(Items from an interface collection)
----------

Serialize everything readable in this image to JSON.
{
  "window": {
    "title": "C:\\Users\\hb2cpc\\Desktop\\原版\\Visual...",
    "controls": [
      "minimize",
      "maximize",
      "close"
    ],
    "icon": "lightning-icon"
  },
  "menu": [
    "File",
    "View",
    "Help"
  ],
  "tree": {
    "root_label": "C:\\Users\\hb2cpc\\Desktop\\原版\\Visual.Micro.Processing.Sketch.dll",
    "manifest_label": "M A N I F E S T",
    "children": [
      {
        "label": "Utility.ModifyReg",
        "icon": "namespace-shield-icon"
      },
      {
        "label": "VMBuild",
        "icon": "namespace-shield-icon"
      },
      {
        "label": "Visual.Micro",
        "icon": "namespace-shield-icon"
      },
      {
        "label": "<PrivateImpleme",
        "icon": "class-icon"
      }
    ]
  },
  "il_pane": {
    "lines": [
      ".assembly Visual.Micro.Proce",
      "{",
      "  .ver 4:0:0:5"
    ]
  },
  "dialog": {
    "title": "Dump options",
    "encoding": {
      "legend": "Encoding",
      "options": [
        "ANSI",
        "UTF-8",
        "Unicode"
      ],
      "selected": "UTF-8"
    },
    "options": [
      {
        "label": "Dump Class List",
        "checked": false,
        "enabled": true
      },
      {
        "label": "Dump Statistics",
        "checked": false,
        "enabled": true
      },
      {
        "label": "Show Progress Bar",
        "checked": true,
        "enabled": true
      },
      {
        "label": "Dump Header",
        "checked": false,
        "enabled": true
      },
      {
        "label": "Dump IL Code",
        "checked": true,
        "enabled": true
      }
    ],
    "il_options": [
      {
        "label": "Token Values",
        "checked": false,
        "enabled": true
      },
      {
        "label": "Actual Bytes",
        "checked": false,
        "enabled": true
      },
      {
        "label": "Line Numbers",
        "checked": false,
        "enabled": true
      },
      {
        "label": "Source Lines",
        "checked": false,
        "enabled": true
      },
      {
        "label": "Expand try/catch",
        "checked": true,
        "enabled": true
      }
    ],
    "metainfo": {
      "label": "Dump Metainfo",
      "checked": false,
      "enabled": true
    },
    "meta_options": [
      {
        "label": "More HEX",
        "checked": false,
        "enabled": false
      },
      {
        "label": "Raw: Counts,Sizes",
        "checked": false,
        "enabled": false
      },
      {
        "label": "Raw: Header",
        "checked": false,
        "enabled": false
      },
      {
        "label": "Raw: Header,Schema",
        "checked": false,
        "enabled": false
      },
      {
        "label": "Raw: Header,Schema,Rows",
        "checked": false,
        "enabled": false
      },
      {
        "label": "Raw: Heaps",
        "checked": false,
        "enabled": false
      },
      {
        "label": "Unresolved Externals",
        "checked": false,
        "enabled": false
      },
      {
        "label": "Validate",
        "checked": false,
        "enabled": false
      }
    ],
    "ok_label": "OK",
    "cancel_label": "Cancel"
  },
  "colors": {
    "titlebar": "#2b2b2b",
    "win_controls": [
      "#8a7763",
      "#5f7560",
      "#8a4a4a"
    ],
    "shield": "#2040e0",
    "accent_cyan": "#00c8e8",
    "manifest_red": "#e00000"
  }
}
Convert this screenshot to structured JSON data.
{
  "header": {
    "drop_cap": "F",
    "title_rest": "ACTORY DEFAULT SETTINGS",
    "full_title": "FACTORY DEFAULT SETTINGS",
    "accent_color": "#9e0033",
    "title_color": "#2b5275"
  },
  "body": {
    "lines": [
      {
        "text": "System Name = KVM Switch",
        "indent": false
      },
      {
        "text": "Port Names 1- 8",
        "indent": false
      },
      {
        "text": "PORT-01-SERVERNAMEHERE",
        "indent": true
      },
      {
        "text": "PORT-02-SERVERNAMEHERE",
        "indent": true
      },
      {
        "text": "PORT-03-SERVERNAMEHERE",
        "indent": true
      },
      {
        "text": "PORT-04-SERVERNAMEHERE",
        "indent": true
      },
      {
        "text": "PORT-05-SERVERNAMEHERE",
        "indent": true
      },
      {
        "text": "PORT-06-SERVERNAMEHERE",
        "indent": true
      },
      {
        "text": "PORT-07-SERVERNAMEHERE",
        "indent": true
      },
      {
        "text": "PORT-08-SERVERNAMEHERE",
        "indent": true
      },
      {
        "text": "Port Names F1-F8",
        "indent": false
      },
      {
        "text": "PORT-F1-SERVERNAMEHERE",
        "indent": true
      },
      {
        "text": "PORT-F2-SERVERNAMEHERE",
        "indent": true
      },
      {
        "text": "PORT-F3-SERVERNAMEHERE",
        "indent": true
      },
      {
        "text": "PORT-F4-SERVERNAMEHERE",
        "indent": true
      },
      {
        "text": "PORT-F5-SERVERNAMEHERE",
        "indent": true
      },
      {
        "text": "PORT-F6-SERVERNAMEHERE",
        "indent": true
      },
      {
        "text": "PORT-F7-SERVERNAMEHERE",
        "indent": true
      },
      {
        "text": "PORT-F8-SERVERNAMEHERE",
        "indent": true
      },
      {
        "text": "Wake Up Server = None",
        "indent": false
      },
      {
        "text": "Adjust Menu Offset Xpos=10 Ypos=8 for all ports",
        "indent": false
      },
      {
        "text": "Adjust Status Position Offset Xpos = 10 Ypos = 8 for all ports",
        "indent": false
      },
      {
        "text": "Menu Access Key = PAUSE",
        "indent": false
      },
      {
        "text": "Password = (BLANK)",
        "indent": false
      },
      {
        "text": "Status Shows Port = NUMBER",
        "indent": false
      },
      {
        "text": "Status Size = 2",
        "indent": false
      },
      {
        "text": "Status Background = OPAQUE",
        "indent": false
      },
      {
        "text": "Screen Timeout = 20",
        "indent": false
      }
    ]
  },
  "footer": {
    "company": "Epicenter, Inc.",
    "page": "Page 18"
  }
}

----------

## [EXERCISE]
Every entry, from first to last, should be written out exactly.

## [ANSWER SPACE]
Serialize everything readable in this image to JSON.
{
  "window": {
    "title": "C:\\Users\\hb2cpc\\Desktop\\原版\\Visual...",
    "controls": [
      "minimize",
      "maximize",
      "close"
    ],
    "icon": "lightning-icon"
  },
  "menu": [
    "File",
    "View",
    "Help"
  ],
  "tree": {
    "root_label": "C:\\Users\\hb2cpc\\Desktop\\原版\\Visual.Micro.Processing.Sketch.dll",
    "manifest_label": "M A N I F E S T",
    "children": [
      {
        "label": "Utility.ModifyReg",
        "icon": "namespace-shield-icon"
      },
      {
        "label": "VMBuild",
        "icon": "namespace-shield-icon"
      },
      {
        "label": "Visual.Micro",
        "icon": "namespace-shield-icon"
      },
      {
        "label": "<PrivateImpleme",
        "icon": "class-icon"
      }
    ]
  },
  "il_pane": {
    "lines": [
      ".assembly Visual.Micro.Proce",
      "{",
      "  .ver 4:0:0:5"
    ]
  },
  "dialog": {
    "title": "Dump options",
    "encoding": {
      "legend": "Encoding",
      "options": [
        "ANSI",
        "UTF-8",
        "Unicode"
      ],
      "selected": "UTF-8"
    },
    "options": [
      {
        "label": "Dump Class List",
        "checked": false,
        "enabled": true
      },
      {
        "label": "Dump Statistics",
        "checked": false,
        "enabled": true
      },
      {
        "label": "Show Progress Bar",
        "checked": true,
        "enabled": true
      },
      {
        "label": "Dump Header",
        "checked": false,
        "enabled": true
      },
      {
        "label": "Dump IL Code",
        "checked": true,
        "enabled": true
      }
    ],
    "il_options": [
      {
        "label": "Token Values",
        "checked": false,
        "enabled": true
      },
      {
        "label": "Actual Bytes",
        "checked": false,
        "enabled": true
      },
      {
        "label": "Line Numbers",
        "checked": false,
        "enabled": true
      },
      {
        "label": "Source Lines",
        "checked": false,
        "enabled": true
      },
      {
        "label": "Expand try/catch",
        "checked": true,
        "enabled": true
      }
    ],
    "metainfo": {
      "label": "Dump Metainfo",
      "checked": false,
      "enabled": true
    },
    "meta_options": [
      {
        "label": "More HEX",
        "checked": false,
        "enabled": false
      },
      {
        "label": "Raw: Counts,Sizes",
        "checked": false,
        "enabled": false
      },
      {
        "label": "Raw: Header",
        "checked": false,
        "enabled": false
      },
      {
        "label": "Raw: Header,Schema",
        "checked": false,
        "enabled": false
      },
      {
        "label": "Raw: Header,Schema,Rows",
        "checked": false,
        "enabled": false
      },
      {
        "label": "Raw: Heaps",
        "checked": false,
        "enabled": false
      },
      {
        "label": "Unresolved Externals",
        "checked": false,
        "enabled": false
      },
      {
        "label": "Validate",
        "checked": false,
        "enabled": false
      }
    ],
    "ok_label": "OK",
    "cancel_label": "Cancel"
  },
  "colors": {
    "titlebar": "#2b2b2b",
    "win_controls": [
      "#8a7763",
      "#5f7560",
      "#8a4a4a"
    ],
    "shield": "#2040e0",
    "accent_cyan": "#00c8e8",
    "manifest_red": "#e00000"
  }
}
Convert this screenshot to structured JSON data.
{
  "header": {
    "drop_cap": "F",
    "title_rest": "ACTORY DEFAULT SETTINGS",
    "full_title": "FACTORY DEFAULT SETTINGS",
    "accent_color": "#9e0033",
    "title_color": "#2b5275"
  },
  "body": {
    "lines": [
      {
        "text": "System Name = KVM Switch",
        "indent": false
      },
      {
        "text": "Port Names 1- 8",
        "indent": false
      },
      {
        "text": "PORT-01-SERVERNAMEHERE",
        "indent": true
      },
      {
        "text": "PORT-02-SERVERNAMEHERE",
        "indent": true
      },
      {
        "text": "PORT-03-SERVERNAMEHERE",
        "indent": true
      },
      {
        "text": "PORT-04-SERVERNAMEHERE",
        "indent": true
      },
      {
        "text": "PORT-05-SERVERNAMEHERE",
        "indent": true
      },
      {
        "text": "PORT-06-SERVERNAMEHERE",
        "indent": true
      },
      {
        "text": "PORT-07-SERVERNAMEHERE",
        "indent": true
      },
      {
        "text": "PORT-08-SERVERNAMEHERE",
        "indent": true
      },
      {
        "text": "Port Names F1-F8",
        "indent": false
      },
      {
        "text": "PORT-F1-SERVERNAMEHERE",
        "indent": true
      },
      {
        "text": "PORT-F2-SERVERNAMEHERE",
        "indent": true
      },
      {
        "text": "PORT-F3-SERVERNAMEHERE",
        "indent": true
      },
      {
        "text": "PORT-F4-SERVERNAMEHERE",
        "indent": true
      },
      {
        "text": "PORT-F5-SERVERNAMEHERE",
        "indent": true
      },
      {
        "text": "PORT-F6-SERVERNAMEHERE",
        "indent": true
      },
      {
        "text": "PORT-F7-SERVERNAMEHERE",
        "indent": true
      },
      {
        "text": "PORT-F8-SERVERNAMEHERE",
        "indent": true
      },
      {
        "text": "Wake Up Server = None",
        "indent": false
      },
      {
        "text": "Adjust Menu Offset Xpos=10 Ypos=8 for all ports",
        "indent": false
      },
      {
        "text": "Adjust Status Position Offset Xpos = 10 Ypos = 8 for all ports",
        "indent": false
      },
      {
        "text": "Menu Access Key = PAUSE",
        "indent": false
      },
      {
        "text": "Password = (BLANK)",
        "indent": false
      },
      {
        "text": "Status Shows Port = NUMBER",
        "indent": false
      },
      {
        "text": "Status Size = 2",
        "indent": false
      },
      {
        "text": "Status Background = OPAQUE",
        "indent": false
      },
      {
        "text": "Screen Timeout = 20",
        "indent": false
      }
    ]
  },
  "footer": {
    "company": "Epicenter, Inc.",
    "page": "Page 18"
  }
}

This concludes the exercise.